more . pleasure than to ha ve you
come up and stay awhile and
look at the country.
With ve-t rsrards to all ; the
boys, I rem-iiu, - l
Since r-lv yours,
- - J- F. Irwin.
- . Meaniag of Terms.
"Turms Usd in Forestry au.l Log-
King" just pubh-dbed as Bulletin No. 61
of tbe Bureau of Forestry, affiirds the
lay reader an insight into a strange ver
, The first halt of the pamphlet ia de
voted , to forestrv.1 There we may read
all the technical terms in good ns, from
"absolute forest land" to "yield lable."
Many . terms explain' themselves, but
where they are not so readily understood
the short definition makes plain nt once
the idea conveyed and the need of a
special word or phrase to convey it.
Perspicuity, precision and common sense
Bseia to have he6n the bjects sought by
On' turning to the logging terms which
are listed in the last half of the bulletin,
ecome acrosa some truly remarkable
ttm ai nr a. .farm a wTiinH. thoncK fiVl-
dently deriyed from slang, arer now in
For Infants and Children.
The Kind You Have
THZ CENTAUR AOMPANV. HCW YORK CITV.
denoted in each case.
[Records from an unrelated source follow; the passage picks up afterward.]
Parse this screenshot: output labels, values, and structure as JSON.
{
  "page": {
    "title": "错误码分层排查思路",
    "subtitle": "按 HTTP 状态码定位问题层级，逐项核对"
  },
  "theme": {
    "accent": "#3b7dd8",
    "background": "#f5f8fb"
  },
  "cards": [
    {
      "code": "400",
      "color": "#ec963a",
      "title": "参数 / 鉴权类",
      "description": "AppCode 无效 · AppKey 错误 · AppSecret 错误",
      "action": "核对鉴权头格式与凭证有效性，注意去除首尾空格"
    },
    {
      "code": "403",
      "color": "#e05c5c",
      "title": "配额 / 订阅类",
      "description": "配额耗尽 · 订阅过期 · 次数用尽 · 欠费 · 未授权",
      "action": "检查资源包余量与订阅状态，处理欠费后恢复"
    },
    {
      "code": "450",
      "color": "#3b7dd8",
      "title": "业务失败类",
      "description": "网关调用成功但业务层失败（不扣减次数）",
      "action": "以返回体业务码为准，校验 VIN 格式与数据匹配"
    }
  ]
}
There tbe unini
tiated may learn the distinction between
a "ball hooter" and a "boom rao" be
tween a "bull cock" and a "cattyman"
and find that none of them re'ers to any
lesser animal than the logger himself.
Among other creatures of the logging
camp may be numbered also tbe "alli
gator," the "dolphin," the "dog,", the
"pig" and the "road donkey." all
names of animals endowed with life by
the vernacular of the logger. Tbe "alli
gator" proves to be "a boat used in
handling logs;" the "dog" a '""short'
heavy piece of steel;" the "pig" a "rig
ging sled;" and the "road - donkey" a
donkey engine mounted on a heavy sled,
etc. : Birds are represented by tbe "bin?
jay" and .the "rooster" (also called
"goose neck") reptiles by the "snake"
snd insects by the "katydid." A ten
derfoot intending a visit among the -brawny,
loggers in the North Woods,
the Appalachain Forest, or ' elsewhere,
should find it decidedly in order to take
along this bulletin. ;
: A 8 the only reliable handbook of the
; kind in the language, Bulletin No. 61
will be in wide request among those in
terested in forestry and lumbering. It
may be secured by application to the
Forester, Department ot Agriculture,
Washington, D. C.
The manufacturers of Royal
Baking Powder have had 40
years or .scientific experience.
Every method of bread-and-
cake raising has been exhaus
tively studied in this country and.
. The result is a perfect prod
uct in Royal Baking Powder.
There is no substitute for it.
.The purity and efficiency of
Royal Baking Powder have
been commended by the highest
authorities of the world.
These facts mean two impor
tant things to all housekeepers :.
First : that Royal Baking:
Powder is healthful and
makes wholesome food.
Second : that Royal Bak
ing' Powder makes food
good to taste. .
Foley's Kidney Cure
makes tidaevs mad Madder risht.
li N i 1 tH
the I x